What you should do: Go over the records and copy every line with the string "selection".

Dataset entries START

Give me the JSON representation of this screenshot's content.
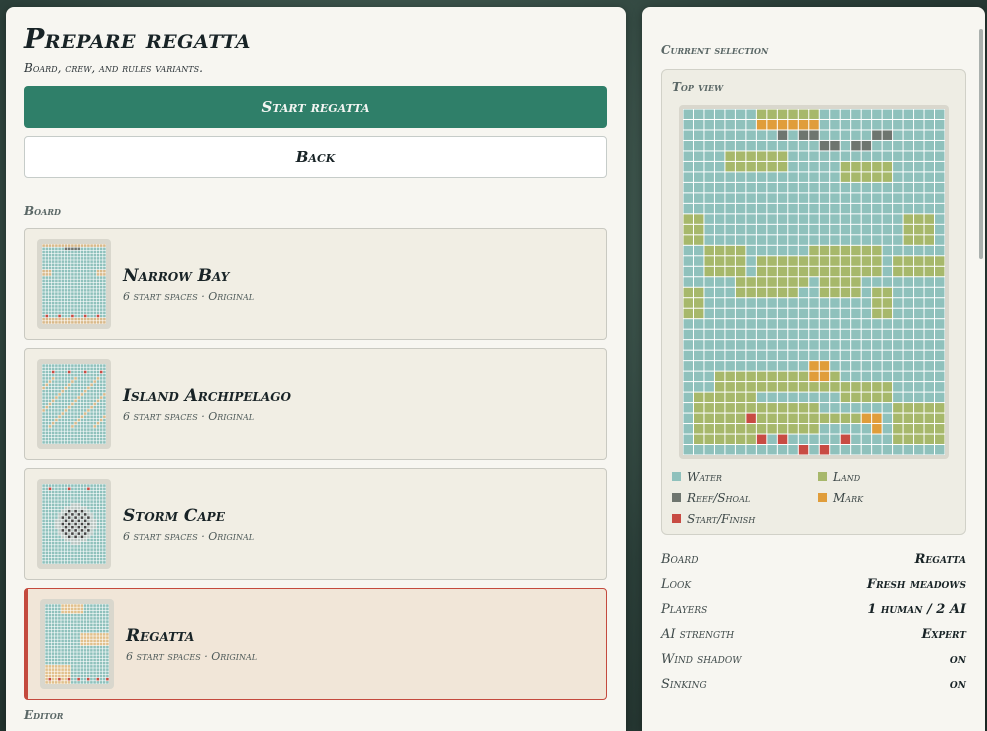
{
  "header": {
    "title": "Prepare regatta",
    "subtitle": "Board, crew, and rules variants."
  },
  "actions": {
    "start_label": "Start regatta",
    "back_label": "Back"
  },
  "board_section": {
    "label": "Board",
    "boards": [
      {
        "name": "Narrow Bay",
        "meta": "6 start spaces · Original",
        "selected": false
      },
      {
        "name": "Island Archipelago",
        "meta": "6 start spaces · Original",
        "selected": false
      },
      {
        "name": "Storm Cape",
        "meta": "6 start spaces · Original",
        "selected": false
      },
      {
        "name": "Regatta",
        "meta": "6 start spaces · Original",
        "selected": true
      }
    ]
  },
  "editor_section": {
    "label": "Editor"
  },
  "selection": {
    "label": "Current selection",
    "preview_label": "Top view",
    "legend": [
      {
        "label": "Water",
        "color": "#8fc1bc"
      },
      {
        "label": "Land",
        "color": "#a7b86b"
      },
      {
        "label": "Reef/Shoal",
        "color": "#6e756f"
      },
      {
        "label": "Mark",
        "color": "#e09d3a"
      },
      {
        "label": "Start/Finish",
        "color": "#c84b43"
      }
    ],
    "details": [
      {
        "key": "Board",
        "value": "Regatta"
      },
      {
        "key": "Look",
        "value": "Fresh meadows"
      },
      {
        "key": "Players",
        "value": "1 human / 2 AI"
      },
      {
        "key": "AI strength",
        "value": "Expert"
      },
      {
        "key": "Wind shadow",
        "value": "on"
      },
      {
        "key": "Sinking",
        "value": "on"
      }
    ]
  },
  "colors": {
    "accent": "#2f7f69",
    "selected_border": "#c44a3e",
    "water": "#8fc1bc",
    "land": "#a7b86b",
    "reef": "#6e756f",
    "mark": "#e09d3a",
    "start": "#c84b43"
  }
}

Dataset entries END

The answer:
  "selection": {
    "label": "Current selection",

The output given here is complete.